**EXERCISE BRIEF:** Every single line below has to be printed once more, exactly.

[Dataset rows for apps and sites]

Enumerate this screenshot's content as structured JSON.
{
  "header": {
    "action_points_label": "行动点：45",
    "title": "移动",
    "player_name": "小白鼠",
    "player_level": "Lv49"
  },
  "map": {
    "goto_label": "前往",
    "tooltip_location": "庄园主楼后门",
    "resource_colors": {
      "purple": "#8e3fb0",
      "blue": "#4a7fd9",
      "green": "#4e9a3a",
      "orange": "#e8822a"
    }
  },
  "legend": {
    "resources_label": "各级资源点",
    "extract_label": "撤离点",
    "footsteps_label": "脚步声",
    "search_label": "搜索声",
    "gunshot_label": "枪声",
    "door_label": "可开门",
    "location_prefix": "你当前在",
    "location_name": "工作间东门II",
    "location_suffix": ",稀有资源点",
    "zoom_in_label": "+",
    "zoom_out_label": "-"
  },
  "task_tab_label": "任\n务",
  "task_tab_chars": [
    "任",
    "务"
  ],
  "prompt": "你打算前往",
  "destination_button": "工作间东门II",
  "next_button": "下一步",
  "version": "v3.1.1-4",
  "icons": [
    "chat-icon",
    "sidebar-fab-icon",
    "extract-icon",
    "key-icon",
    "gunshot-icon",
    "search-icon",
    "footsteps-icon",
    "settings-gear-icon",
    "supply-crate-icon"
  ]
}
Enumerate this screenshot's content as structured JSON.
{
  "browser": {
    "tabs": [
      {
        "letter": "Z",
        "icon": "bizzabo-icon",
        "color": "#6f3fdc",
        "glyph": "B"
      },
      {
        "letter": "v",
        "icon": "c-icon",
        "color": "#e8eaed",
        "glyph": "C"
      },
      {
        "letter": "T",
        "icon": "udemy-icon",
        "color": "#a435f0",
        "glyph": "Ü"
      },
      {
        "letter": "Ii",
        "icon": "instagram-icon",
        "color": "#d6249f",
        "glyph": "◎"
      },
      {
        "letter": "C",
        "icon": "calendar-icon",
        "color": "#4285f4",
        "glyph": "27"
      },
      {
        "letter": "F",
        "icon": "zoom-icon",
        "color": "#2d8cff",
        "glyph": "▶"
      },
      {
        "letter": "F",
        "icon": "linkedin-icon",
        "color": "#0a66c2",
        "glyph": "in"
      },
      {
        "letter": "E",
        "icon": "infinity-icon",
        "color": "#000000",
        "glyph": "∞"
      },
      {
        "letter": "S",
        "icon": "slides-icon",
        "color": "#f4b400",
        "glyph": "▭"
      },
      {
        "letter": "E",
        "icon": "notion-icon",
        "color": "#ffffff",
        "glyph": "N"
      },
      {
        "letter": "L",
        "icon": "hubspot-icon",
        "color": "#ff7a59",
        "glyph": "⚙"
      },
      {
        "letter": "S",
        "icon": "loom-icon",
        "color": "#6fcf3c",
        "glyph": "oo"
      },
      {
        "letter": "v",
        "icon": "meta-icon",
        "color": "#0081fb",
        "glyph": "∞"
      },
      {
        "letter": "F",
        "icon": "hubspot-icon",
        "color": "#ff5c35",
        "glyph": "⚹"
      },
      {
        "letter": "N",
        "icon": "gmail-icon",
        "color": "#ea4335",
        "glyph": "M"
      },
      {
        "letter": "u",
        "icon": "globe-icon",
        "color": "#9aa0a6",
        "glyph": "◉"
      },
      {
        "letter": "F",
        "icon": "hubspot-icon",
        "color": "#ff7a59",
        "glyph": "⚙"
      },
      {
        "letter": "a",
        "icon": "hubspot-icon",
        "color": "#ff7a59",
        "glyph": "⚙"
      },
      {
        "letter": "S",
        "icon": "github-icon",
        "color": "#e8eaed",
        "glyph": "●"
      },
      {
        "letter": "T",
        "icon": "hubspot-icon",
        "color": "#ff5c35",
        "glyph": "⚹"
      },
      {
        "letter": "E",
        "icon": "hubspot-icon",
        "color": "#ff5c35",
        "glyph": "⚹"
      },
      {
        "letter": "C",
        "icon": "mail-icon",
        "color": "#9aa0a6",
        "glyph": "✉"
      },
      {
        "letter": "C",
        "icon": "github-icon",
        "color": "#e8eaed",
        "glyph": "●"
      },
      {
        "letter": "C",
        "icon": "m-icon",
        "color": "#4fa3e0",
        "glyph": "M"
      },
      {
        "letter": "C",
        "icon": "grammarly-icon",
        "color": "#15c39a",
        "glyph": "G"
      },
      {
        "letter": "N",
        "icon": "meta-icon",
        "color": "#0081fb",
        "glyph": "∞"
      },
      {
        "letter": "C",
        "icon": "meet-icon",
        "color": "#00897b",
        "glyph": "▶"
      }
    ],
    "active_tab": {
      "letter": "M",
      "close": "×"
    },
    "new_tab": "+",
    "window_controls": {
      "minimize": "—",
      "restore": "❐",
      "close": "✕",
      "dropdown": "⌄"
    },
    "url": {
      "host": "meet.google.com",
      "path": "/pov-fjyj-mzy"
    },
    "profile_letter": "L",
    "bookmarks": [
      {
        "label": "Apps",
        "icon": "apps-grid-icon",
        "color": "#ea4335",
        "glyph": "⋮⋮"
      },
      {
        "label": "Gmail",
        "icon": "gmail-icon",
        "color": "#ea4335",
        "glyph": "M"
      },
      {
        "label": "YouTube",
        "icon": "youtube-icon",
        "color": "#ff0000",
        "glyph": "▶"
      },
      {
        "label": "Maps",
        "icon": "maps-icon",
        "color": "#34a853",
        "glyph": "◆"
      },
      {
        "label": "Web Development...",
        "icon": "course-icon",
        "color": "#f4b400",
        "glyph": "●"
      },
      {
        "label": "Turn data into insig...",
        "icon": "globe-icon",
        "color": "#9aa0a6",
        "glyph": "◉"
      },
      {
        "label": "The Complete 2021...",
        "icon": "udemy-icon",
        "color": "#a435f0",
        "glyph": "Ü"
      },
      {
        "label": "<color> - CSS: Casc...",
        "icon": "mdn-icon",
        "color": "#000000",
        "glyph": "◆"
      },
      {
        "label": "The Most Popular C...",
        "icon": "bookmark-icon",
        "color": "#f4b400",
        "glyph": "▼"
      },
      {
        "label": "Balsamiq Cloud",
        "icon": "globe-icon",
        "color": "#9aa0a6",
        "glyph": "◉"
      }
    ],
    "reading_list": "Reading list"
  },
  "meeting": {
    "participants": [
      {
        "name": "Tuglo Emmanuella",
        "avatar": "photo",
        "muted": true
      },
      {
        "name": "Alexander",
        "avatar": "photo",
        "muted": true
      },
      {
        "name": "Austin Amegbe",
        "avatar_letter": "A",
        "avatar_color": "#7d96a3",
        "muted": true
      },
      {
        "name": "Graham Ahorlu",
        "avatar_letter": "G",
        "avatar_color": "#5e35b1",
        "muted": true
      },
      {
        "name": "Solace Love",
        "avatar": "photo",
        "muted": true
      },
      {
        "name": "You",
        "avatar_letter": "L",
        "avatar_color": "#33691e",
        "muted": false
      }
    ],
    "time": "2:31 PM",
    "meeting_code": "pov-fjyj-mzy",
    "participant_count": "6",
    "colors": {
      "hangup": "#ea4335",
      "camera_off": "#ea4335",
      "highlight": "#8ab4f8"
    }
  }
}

**REPLY:**
Enumerate this screenshot's content as structured JSON.
{
  "header": {
    "action_points_label": "行动点：45",
    "title": "移动",
    "player_name": "小白鼠",
    "player_level": "Lv49"
  },
  "map": {
    "goto_label": "前往",
    "tooltip_location": "庄园主楼后门",
    "resource_colors": {
      "purple": "#8e3fb0",
      "blue": "#4a7fd9",
      "green": "#4e9a3a",
      "orange": "#e8822a"
    }
  },
  "legend": {
    "resources_label": "各级资源点",
    "extract_label": "撤离点",
    "footsteps_label": "脚步声",
    "search_label": "搜索声",
    "gunshot_label": "枪声",
    "door_label": "可开门",
    "location_prefix": "你当前在",
    "location_name": "工作间东门II",
    "location_suffix": ",稀有资源点",
    "zoom_in_label": "+",
    "zoom_out_label": "-"
  },
  "task_tab_label": "任\n务",
  "task_tab_chars": [
    "任",
    "务"
  ],
  "prompt": "你打算前往",
  "destination_button": "工作间东门II",
  "next_button": "下一步",
  "version": "v3.1.1-4",
  "icons": [
    "chat-icon",
    "sidebar-fab-icon",
    "extract-icon",
    "key-icon",
    "gunshot-icon",
    "search-icon",
    "footsteps-icon",
    "settings-gear-icon",
    "supply-crate-icon"
  ]
}
Enumerate this screenshot's content as structured JSON.
{
  "browser": {
    "tabs": [
      {
        "letter": "Z",
        "icon": "bizzabo-icon",
        "color": "#6f3fdc",
        "glyph": "B"
      },
      {
        "letter": "v",
        "icon": "c-icon",
        "color": "#e8eaed",
        "glyph": "C"
      },
      {
        "letter": "T",
        "icon": "udemy-icon",
        "color": "#a435f0",
        "glyph": "Ü"
      },
      {
        "letter": "Ii",
        "icon": "instagram-icon",
        "color": "#d6249f",
        "glyph": "◎"
      },
      {
        "letter": "C",
        "icon": "calendar-icon",
        "color": "#4285f4",
        "glyph": "27"
      },
      {
        "letter": "F",
        "icon": "zoom-icon",
        "color": "#2d8cff",
        "glyph": "▶"
      },
      {
        "letter": "F",
        "icon": "linkedin-icon",
        "color": "#0a66c2",
        "glyph": "in"
      },
      {
        "letter": "E",
        "icon": "infinity-icon",
        "color": "#000000",
        "glyph": "∞"
      },
      {
        "letter": "S",
        "icon": "slides-icon",
        "color": "#f4b400",
        "glyph": "▭"
      },
      {
        "letter": "E",
        "icon": "notion-icon",
        "color": "#ffffff",
        "glyph": "N"
      },
      {
        "letter": "L",
        "icon": "hubspot-icon",
        "color": "#ff7a59",
        "glyph": "⚙"
      },
      {
        "letter": "S",
        "icon": "loom-icon",
        "color": "#6fcf3c",
        "glyph": "oo"
      },
      {
        "letter": "v",
        "icon": "meta-icon",
        "color": "#0081fb",
        "glyph": "∞"
      },
      {
        "letter": "F",
        "icon": "hubspot-icon",
        "color": "#ff5c35",
        "glyph": "⚹"
      },
      {
        "letter": "N",
        "icon": "gmail-icon",
        "color": "#ea4335",
        "glyph": "M"
      },
      {
        "letter": "u",
        "icon": "globe-icon",
        "color": "#9aa0a6",
        "glyph": "◉"
      },
      {
        "letter": "F",
        "icon": "hubspot-icon",
        "color": "#ff7a59",
        "glyph": "⚙"
      },
      {
        "letter": "a",
        "icon": "hubspot-icon",
        "color": "#ff7a59",
        "glyph": "⚙"
      },
      {
        "letter": "S",
        "icon": "github-icon",
        "color": "#e8eaed",
        "glyph": "●"
      },
      {
        "letter": "T",
        "icon": "hubspot-icon",
        "color": "#ff5c35",
        "glyph": "⚹"
      },
      {
        "letter": "E",
        "icon": "hubspot-icon",
        "color": "#ff5c35",
        "glyph": "⚹"
      },
      {
        "letter": "C",
        "icon": "mail-icon",
        "color": "#9aa0a6",
        "glyph": "✉"
      },
      {
        "letter": "C",
        "icon": "github-icon",
        "color": "#e8eaed",
        "glyph": "●"
      },
      {
        "letter": "C",
        "icon": "m-icon",
        "color": "#4fa3e0",
        "glyph": "M"
      },
      {
        "letter": "C",
        "icon": "grammarly-icon",
        "color": "#15c39a",
        "glyph": "G"
      },
      {
        "letter": "N",
        "icon": "meta-icon",
        "color": "#0081fb",
        "glyph": "∞"
      },
      {
        "letter": "C",
        "icon": "meet-icon",
        "color": "#00897b",
        "glyph": "▶"
      }
    ],
    "active_tab": {
      "letter": "M",
      "close": "×"
    },
    "new_tab": "+",
    "window_controls": {
      "minimize": "—",
      "restore": "❐",
      "close": "✕",
      "dropdown": "⌄"
    },
    "url": {
      "host": "meet.google.com",
      "path": "/pov-fjyj-mzy"
    },
    "profile_letter": "L",
    "bookmarks": [
      {
        "label": "Apps",
        "icon": "apps-grid-icon",
        "color": "#ea4335",
        "glyph": "⋮⋮"
      },
      {
        "label": "Gmail",
        "icon": "gmail-icon",
        "color": "#ea4335",
        "glyph": "M"
      },
      {
        "label": "YouTube",
        "icon": "youtube-icon",
        "color": "#ff0000",
        "glyph": "▶"
      },
      {
        "label": "Maps",
        "icon": "maps-icon",
        "color": "#34a853",
        "glyph": "◆"
      },
      {
        "label": "Web Development...",
        "icon": "course-icon",
        "color": "#f4b400",
        "glyph": "●"
      },
      {
        "label": "Turn data into insig...",
        "icon": "globe-icon",
        "color": "#9aa0a6",
        "glyph": "◉"
      },
      {
        "label": "The Complete 2021...",
        "icon": "udemy-icon",
        "color": "#a435f0",
        "glyph": "Ü"
      },
      {
        "label": "<color> - CSS: Casc...",
        "icon": "mdn-icon",
        "color": "#000000",
        "glyph": "◆"
      },
      {
        "label": "The Most Popular C...",
        "icon": "bookmark-icon",
        "color": "#f4b400",
        "glyph": "▼"
      },
      {
        "label": "Balsamiq Cloud",
        "icon": "globe-icon",
        "color": "#9aa0a6",
        "glyph": "◉"
      }
    ],
    "reading_list": "Reading list"
  },
  "meeting": {
    "participants": [
      {
        "name": "Tuglo Emmanuella",
        "avatar": "photo",
        "muted": true
      },
      {
        "name": "Alexander",
        "avatar": "photo",
        "muted": true
      },
      {
        "name": "Austin Amegbe",
        "avatar_letter": "A",
        "avatar_color": "#7d96a3",
        "muted": true
      },
      {
        "name": "Graham Ahorlu",
        "avatar_letter": "G",
        "avatar_color": "#5e35b1",
        "muted": true
      },
      {
        "name": "Solace Love",
        "avatar": "photo",
        "muted": true
      },
      {
        "name": "You",
        "avatar_letter": "L",
        "avatar_color": "#33691e",
        "muted": false
      }
    ],
    "time": "2:31 PM",
    "meeting_code": "pov-fjyj-mzy",
    "participant_count": "6",
    "colors": {
      "hangup": "#ea4335",
      "camera_off": "#ea4335",
      "highlight": "#8ab4f8"
    }
  }
}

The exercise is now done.